Data for review: Begin
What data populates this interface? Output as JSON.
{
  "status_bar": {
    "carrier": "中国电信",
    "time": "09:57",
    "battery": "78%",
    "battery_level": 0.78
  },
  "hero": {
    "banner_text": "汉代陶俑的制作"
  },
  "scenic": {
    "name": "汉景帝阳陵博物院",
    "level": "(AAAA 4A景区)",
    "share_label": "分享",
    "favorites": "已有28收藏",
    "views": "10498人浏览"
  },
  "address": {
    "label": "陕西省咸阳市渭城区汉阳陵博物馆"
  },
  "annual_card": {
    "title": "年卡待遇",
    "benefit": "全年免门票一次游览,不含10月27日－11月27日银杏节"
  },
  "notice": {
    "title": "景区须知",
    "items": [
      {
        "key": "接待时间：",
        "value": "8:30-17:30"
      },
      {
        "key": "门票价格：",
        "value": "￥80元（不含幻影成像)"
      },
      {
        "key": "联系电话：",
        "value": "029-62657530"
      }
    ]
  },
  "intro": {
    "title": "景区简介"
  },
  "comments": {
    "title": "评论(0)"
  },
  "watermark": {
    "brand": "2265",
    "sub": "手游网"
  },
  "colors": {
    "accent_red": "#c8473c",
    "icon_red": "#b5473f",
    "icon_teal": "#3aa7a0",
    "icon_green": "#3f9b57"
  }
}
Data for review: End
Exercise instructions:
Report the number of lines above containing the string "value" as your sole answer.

Your solution:
3